My clinical experience in a variety of settings always involved participation and application of clinical research. When I entered the correctional setting in the early 2000’s I was surprised at how closed the specialty was to research. Many departments of corrections have a hard and fast rule – no research involving inmates, no exceptions. With modern safeguards of participant informed consent and Institutional Review Board oversight, this stance seemed unreasonable.
While investigating the history of medical research in prisons for a writing project, I was stunned to find the extent of past abuse of inmates for medical research purposes that did not benefit the inmates involved. It helped me better understand the current chilly climate toward medical research in jails and prisons. The Belmont Report, a 1978 document dealing with human subjects research , sums up the issues nicely by stating “on the one hand, it would seem that the principle of respect for persons requires that prisoners not be deprived of the opportunity to volunteer for research… on the other hand, under prison conditions they may be subtly coerced or unduly influenced to engage in research activities for which they would not otherwise volunteer.”
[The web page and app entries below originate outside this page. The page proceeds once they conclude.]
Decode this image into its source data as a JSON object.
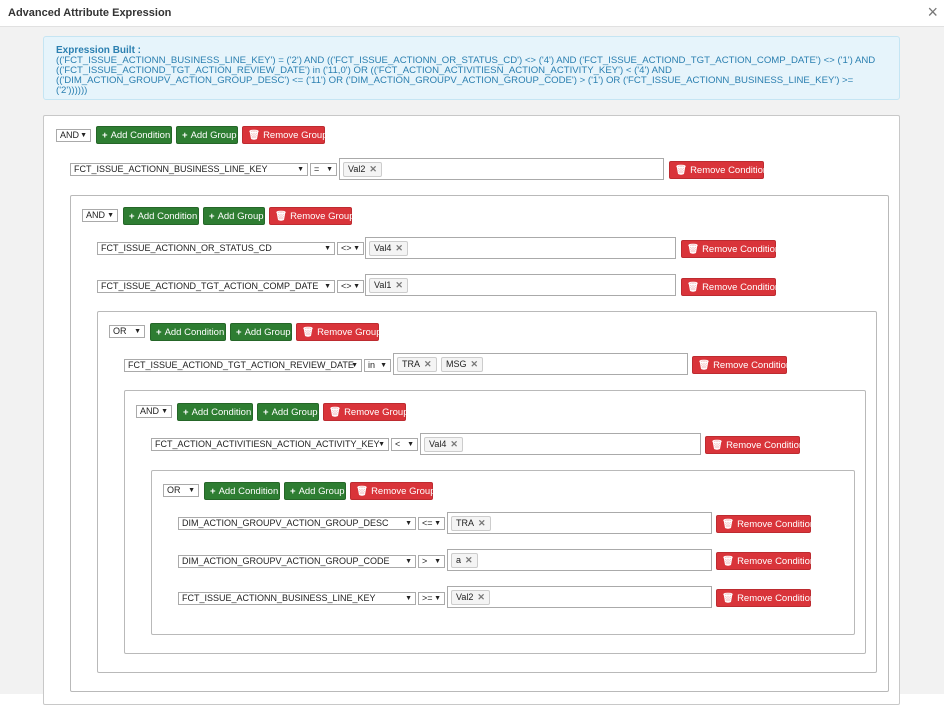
{
  "dialog": {
    "title": "Advanced Attribute Expression",
    "close_glyph": "×"
  },
  "expression": {
    "label": "Expression Built :",
    "text": "(('FCT_ISSUE_ACTIONN_BUSINESS_LINE_KEY') = ('2') AND (('FCT_ISSUE_ACTIONN_OR_STATUS_CD') <> ('4') AND ('FCT_ISSUE_ACTIOND_TGT_ACTION_COMP_DATE') <> ('1') AND (('FCT_ISSUE_ACTIOND_TGT_ACTION_REVIEW_DATE') in ('11,0') OR (('FCT_ACTION_ACTIVITIESN_ACTION_ACTIVITY_KEY') < ('4') AND (('DIM_ACTION_GROUPV_ACTION_GROUP_DESC') <= ('11') OR ('DIM_ACTION_GROUPV_ACTION_GROUP_CODE') > ('1') OR ('FCT_ISSUE_ACTIONN_BUSINESS_LINE_KEY') >= ('2'))))))"
  },
  "buttons": {
    "add_condition": "Add Condition",
    "add_group": "Add Group",
    "remove_group": "Remove Group",
    "remove_condition": "Remove Condition",
    "plus_glyph": "+",
    "trash_glyph": "🗑"
  },
  "groups": [
    {
      "op": "AND"
    },
    {
      "op": "AND"
    },
    {
      "op": "OR"
    },
    {
      "op": "AND"
    },
    {
      "op": "OR"
    }
  ],
  "conditions": [
    {
      "field": "FCT_ISSUE_ACTIONN_BUSINESS_LINE_KEY",
      "operator": "=",
      "values": [
        "Val2"
      ]
    },
    {
      "field": "FCT_ISSUE_ACTIONN_OR_STATUS_CD",
      "operator": "<>",
      "values": [
        "Val4"
      ]
    },
    {
      "field": "FCT_ISSUE_ACTIOND_TGT_ACTION_COMP_DATE",
      "operator": "<>",
      "values": [
        "Val1"
      ]
    },
    {
      "field": "FCT_ISSUE_ACTIOND_TGT_ACTION_REVIEW_DATE",
      "operator": "in",
      "values": [
        "TRA",
        "MSG"
      ]
    },
    {
      "field": "FCT_ACTION_ACTIVITIESN_ACTION_ACTIVITY_KEY",
      "operator": "<",
      "values": [
        "Val4"
      ]
    },
    {
      "field": "DIM_ACTION_GROUPV_ACTION_GROUP_DESC",
      "operator": "<=",
      "values": [
        "TRA"
      ]
    },
    {
      "field": "DIM_ACTION_GROUPV_ACTION_GROUP_CODE",
      "operator": ">",
      "values": [
        "a"
      ]
    },
    {
      "field": "FCT_ISSUE_ACTIONN_BUSINESS_LINE_KEY",
      "operator": ">=",
      "values": [
        "Val2"
      ]
    }
  ],
  "colors": {
    "add_button": "#2e7d32",
    "remove_button": "#d9343a",
    "expression_bg": "#e6f4fb",
    "expression_text": "#2a7fb0"
  }
}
Human studies research regulation grew from the public awareness and concern over such unethical practices as the Tuskegee Syphilis Study where rural black men were allowed to progress through the stages of syphilis while thinking they were receiving free treatment. During this same time period, prison inmates were lured into participation in medical research by financial reward and hopes of better living conditions or favorable treatment. Most infamous was the Holmesburg Prison medical research performed by doctors from the University of Pennsylvania.
Photo credit: Unknown from NY Times Article Inmates in Holmesburg Prison, Philadelphia participating in skin testing research.
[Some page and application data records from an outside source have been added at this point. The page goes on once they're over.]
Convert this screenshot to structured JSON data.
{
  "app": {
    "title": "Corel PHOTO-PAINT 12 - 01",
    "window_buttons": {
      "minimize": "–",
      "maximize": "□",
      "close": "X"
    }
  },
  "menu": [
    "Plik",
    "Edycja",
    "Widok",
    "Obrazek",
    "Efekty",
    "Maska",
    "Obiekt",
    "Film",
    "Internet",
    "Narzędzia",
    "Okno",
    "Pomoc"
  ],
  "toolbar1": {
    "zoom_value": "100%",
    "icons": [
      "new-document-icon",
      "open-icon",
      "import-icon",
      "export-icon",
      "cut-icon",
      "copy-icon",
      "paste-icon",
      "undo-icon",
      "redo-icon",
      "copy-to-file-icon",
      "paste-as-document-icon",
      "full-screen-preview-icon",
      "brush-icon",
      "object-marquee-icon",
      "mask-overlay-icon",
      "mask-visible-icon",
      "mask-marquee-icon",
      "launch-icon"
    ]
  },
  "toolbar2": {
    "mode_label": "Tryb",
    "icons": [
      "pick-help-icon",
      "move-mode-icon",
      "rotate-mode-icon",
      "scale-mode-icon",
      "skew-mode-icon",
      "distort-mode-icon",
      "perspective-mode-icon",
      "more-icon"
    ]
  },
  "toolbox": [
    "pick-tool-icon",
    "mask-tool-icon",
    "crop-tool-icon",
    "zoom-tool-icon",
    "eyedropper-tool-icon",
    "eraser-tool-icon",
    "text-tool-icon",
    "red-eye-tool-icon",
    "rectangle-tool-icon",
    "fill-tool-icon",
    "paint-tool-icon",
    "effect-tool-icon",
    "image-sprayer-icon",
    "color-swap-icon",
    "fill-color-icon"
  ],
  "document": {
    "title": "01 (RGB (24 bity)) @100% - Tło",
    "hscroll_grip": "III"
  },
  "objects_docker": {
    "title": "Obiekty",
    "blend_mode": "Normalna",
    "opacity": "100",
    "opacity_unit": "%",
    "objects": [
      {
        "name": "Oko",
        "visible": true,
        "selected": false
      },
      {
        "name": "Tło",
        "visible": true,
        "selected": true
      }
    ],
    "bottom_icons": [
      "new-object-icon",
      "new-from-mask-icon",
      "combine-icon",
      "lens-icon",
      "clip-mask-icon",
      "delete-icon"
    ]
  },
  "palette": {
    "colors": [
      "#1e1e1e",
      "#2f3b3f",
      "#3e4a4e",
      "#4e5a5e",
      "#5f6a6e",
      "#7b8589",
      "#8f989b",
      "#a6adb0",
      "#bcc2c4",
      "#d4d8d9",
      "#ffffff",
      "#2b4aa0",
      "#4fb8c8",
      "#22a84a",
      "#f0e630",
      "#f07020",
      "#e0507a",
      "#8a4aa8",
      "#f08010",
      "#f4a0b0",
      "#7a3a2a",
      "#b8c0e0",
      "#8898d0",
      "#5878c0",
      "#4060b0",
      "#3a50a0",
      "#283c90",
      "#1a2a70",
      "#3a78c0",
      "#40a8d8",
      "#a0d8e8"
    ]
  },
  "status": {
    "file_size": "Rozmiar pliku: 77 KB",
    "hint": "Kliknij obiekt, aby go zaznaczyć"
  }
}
Enticing a vulnerable and underprivileged population, such as prison inmates, to take part in medical research is understandably unethical. The ‘no research in prison’ response to the abuse, however, limits inmate participation in clinical trials that may potentially and directly benefit them. I am thinking, in particular of cancer treatments, which are sometimes still in experimental stages and therefore only available to those who participate in trials.
Should inmates be able to participate in clinical trials which could directly benefit them? I say yes, they should. What do you think?
Photo credit: Marvin Koner from British Medical Journal Article Prisoners line up for skin research